Quality comes from the Latin word qualitas, which originally means nature or condition. The more common way of interpretation is the sum of all properties or attributes of an object. But what does quality really mean, as we are using this word frequently in our everyday life? You could ask many people and most of them will tell you something like that: „Quality is somewhat the promise of guaranteeing best properties.“ For example, when you buy a rain jacket for your next hiking tour in the Alpes or New Zealand, you expect it to have certain properties. At least, you expect it to be rain proof. This is just one example why someone would appreciate a product of a good quality. Nowadays, we have a lot of possibilities to certify systems and to prove the quality of a product.
Why would we need quality assurance?
Remember the time when those quality standards weren’t established yet. Go back to the early 20th century when Henry Ford started the industrial production of automobiles. Not many people are still alive who could tell us personally how it was back then. But still we are happy that we don’t have to live under these conditions anymore. The idea of considering the quality of products started in the late 19th century with the American Frederick Winslow Taylor who described a process management of workflows which he called Scientific Management, aiming to improve the industrial production. In this time, the control of the products was the main focus of quality issues. Later on, in the 1940ies and 1950ies the orientation of quality measures turned towards singular process steps, starting with a quality planning and monitoring the whole process and even the prevention of errors was already considered. To assure a products quality several descriptions of the products quality standards are needed and those normally exist in some written form. How else would you confirm a product’s quality if not comparing it to some specified standards which are proven to be good?
Getting back: Is Quality Assurance a promise for good properties?

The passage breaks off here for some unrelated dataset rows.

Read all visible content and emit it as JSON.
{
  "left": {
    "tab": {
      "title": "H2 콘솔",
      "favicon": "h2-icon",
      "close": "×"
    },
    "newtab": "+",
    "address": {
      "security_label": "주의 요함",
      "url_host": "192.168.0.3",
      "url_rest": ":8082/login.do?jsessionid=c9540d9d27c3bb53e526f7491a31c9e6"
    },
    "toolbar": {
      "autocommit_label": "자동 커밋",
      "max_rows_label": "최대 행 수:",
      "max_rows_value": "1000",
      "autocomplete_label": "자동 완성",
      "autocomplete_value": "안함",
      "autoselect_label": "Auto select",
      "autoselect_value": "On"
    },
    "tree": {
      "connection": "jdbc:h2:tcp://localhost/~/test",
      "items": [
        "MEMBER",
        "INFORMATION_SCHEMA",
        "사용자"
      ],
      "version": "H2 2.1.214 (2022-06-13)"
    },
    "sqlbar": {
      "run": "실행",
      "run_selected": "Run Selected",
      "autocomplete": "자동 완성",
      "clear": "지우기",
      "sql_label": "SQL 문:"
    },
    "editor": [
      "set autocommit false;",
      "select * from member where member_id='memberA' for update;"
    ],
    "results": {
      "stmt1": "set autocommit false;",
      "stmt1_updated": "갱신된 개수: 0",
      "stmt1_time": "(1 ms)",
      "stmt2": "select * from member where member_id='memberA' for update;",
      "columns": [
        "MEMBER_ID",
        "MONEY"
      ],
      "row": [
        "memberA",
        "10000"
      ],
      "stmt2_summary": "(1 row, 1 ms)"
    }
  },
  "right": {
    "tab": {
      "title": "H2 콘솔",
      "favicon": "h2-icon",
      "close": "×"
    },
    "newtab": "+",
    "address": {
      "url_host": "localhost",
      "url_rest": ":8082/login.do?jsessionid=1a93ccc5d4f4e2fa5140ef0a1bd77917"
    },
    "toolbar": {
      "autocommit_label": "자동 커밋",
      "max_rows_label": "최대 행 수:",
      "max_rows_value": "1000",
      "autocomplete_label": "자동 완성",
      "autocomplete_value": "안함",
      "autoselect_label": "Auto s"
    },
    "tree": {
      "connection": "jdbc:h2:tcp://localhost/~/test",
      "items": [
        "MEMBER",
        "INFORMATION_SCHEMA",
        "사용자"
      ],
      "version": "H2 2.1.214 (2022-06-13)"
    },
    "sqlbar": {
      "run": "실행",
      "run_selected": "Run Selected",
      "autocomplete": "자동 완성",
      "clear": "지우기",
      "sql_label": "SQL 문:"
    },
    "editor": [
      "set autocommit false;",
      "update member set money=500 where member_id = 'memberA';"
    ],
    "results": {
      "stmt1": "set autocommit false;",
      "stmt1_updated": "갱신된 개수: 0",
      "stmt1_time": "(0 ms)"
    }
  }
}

Getting back to my introductory question: Is quality assurance a promise for good properties? History, especially in the medicinal sector, has shown that without existing standards and specifications which are being complied with, side effects of unknown severity can happen. Just remember the Contergan (also known as thalidomide) scandal back in the 1960ies, a drug which was applied to pregnant women to prevent them from morning sickness and which had an effect on over 2300 new borns who had deformities or missing limbs. Aren’t those happenings enough reason to comply with quality assurance programs such as GLP and GMP? Isn’t a human life more valuable than money? I say yes, considering my experiences and the value that lies within a gapless documentation, especially when addressing to drugs that are ingested and that also may cause severe side effects for myself, but also considering the risks of building a home or buying a new car. Thus, please consider the quality you can attend to during your everyday life and work – we are all able to improve the security of ourselves, our families, friends, neighbours and fellows!